It is a rarity for the Brooklyn Museum to host a trade fair, but December 14 and 15, the American Fine Craft Show arrives in the landmark museum’s Beaux-Arts Court. On display, 11 am to 6 pm, will be art, crafts, furniture, and the show’s true gems—handcrafted jewelry from artisans from around the world. More than a dozen fine jewelers will display their wares in the hallowed halls of the historic museum.
One of the featured exhibitors, Christine Mackellar, is a Brit now living in Brooklyn. We sat down for a chat about her current work.
A Conversation with Christine Mackellar, a featured jeweler at the American Fine Craft Show Brooklyn
Jeweler Christine Mackellar’s studio is in Brooklyn’s Gowanus section where she appreciates the special quality of the light essential both to the success of her garden and to her husband’s work: He’s a painter.
“One reason we both live and work in Brooklyn is my garden which has a huge influence on my work; I have to get my hands into soil,” says Mackellar.
In a way the borough also has impact, “In the sense that so many interesting and surprising things float past me to jumpstart my imagination and refocus a direction: Creative people and so much going on, not necessarily jewelry-related. I might see how to assemble something in a new way by looking at the props of the dance company next door.”

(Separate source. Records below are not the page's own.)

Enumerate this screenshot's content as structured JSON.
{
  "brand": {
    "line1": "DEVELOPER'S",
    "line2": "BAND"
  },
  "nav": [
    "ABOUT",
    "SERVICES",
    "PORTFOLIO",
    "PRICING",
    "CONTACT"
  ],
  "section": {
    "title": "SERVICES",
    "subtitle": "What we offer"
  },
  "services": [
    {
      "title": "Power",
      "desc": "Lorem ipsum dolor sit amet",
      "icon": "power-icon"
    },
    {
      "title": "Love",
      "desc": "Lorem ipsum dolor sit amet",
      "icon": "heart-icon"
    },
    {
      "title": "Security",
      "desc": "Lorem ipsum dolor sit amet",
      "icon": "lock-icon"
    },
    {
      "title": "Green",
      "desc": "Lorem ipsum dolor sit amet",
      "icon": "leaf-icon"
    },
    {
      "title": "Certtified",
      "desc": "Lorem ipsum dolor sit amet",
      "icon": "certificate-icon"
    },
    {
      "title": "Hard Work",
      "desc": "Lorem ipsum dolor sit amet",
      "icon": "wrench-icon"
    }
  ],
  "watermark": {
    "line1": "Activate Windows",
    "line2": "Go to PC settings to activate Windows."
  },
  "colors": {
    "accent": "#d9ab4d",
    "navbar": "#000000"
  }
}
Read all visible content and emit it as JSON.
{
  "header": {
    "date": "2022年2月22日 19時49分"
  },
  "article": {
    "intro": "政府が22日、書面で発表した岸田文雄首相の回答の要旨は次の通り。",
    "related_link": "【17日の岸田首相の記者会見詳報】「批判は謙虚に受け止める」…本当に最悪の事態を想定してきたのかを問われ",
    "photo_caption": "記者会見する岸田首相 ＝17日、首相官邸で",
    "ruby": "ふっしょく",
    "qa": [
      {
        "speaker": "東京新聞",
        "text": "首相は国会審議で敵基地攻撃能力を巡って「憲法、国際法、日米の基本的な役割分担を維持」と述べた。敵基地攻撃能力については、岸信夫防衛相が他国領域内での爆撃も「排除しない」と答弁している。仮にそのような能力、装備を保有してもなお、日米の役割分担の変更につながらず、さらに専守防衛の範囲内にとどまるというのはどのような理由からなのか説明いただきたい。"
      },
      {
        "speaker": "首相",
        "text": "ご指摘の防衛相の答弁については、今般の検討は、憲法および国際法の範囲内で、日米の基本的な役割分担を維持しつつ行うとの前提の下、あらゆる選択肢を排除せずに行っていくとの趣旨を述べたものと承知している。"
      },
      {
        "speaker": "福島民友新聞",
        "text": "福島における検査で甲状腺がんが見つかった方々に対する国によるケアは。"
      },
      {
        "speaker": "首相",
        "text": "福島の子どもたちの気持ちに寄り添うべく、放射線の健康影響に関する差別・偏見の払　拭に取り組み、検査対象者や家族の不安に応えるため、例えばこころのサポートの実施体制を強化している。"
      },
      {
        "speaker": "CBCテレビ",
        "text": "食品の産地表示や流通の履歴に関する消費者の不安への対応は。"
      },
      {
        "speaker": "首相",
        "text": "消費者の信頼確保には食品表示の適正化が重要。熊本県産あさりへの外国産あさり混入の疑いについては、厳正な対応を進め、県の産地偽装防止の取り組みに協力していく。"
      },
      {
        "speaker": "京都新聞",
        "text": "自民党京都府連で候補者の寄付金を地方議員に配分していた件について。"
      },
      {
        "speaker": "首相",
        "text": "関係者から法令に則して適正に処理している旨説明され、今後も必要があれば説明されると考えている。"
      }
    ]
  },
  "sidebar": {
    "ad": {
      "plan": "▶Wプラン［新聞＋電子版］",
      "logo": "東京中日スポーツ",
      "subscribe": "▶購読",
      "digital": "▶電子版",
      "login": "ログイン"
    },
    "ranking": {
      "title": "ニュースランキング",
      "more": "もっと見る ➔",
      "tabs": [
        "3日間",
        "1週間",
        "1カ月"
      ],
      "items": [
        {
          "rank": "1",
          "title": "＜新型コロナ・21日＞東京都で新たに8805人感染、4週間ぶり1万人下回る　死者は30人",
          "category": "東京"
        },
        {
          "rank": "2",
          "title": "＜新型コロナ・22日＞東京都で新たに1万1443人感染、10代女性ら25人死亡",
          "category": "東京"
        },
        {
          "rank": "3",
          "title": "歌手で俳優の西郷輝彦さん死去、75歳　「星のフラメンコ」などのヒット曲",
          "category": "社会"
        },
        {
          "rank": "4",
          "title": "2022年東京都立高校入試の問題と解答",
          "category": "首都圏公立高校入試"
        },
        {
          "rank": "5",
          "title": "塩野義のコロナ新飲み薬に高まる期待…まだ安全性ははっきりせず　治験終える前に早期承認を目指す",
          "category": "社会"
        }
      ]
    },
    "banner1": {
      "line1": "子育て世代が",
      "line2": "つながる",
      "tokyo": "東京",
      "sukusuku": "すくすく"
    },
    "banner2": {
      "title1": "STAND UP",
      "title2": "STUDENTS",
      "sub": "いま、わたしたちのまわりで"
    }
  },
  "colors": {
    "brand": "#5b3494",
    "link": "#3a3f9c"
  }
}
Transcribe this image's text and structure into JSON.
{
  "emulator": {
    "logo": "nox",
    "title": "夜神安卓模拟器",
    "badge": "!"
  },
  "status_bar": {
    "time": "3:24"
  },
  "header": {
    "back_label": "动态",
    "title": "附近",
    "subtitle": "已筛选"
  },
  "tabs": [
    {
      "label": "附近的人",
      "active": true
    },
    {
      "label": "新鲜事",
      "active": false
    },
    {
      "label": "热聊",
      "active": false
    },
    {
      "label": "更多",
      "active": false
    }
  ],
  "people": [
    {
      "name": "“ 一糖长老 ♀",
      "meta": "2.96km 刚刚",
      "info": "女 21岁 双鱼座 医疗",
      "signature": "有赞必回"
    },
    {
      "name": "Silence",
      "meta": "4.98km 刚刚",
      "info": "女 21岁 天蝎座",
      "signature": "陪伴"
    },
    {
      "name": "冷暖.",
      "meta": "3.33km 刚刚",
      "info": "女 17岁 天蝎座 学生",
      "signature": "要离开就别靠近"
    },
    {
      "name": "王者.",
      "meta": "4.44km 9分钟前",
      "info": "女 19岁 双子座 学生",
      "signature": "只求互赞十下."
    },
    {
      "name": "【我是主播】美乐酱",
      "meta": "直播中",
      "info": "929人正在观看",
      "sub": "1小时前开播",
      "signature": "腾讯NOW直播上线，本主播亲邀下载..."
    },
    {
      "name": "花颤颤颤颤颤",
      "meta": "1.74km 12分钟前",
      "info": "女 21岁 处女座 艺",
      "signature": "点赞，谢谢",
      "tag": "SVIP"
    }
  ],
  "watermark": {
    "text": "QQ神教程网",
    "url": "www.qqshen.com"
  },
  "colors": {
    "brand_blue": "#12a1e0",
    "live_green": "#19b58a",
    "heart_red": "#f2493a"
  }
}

When Mackellar exhibits outside the borough, do people remark about her connection to Brooklyn? “They do, especially at juried craft shows” where the location of her studio is usually posted. “ In the past people were surprised both my British accent and choice of location. Many, especially those who grew up in the borough, used to say, “Why do you live there?” These days the remarks range widely from puzzlement to jealousy—a real switch. Many now boast ‘My kids live in Williamsburg.’”
What explains the Brooklyn renaissance? “My theory is, that in the South Brooklyn neighborhoods artists noticed warehouses and rundown housing; so lots of relatively cheap spaces close to Manhattan. Over 25 years the influx of creativity gained momentum, along the way restoring and re-imagining run down and grungy places and attracting wider attention.” says Mackellar.“We have relatives in Latvia who after seeing a TV spotlight covering Smith Street were impressed that we lived in the place to be.” chmackellar.com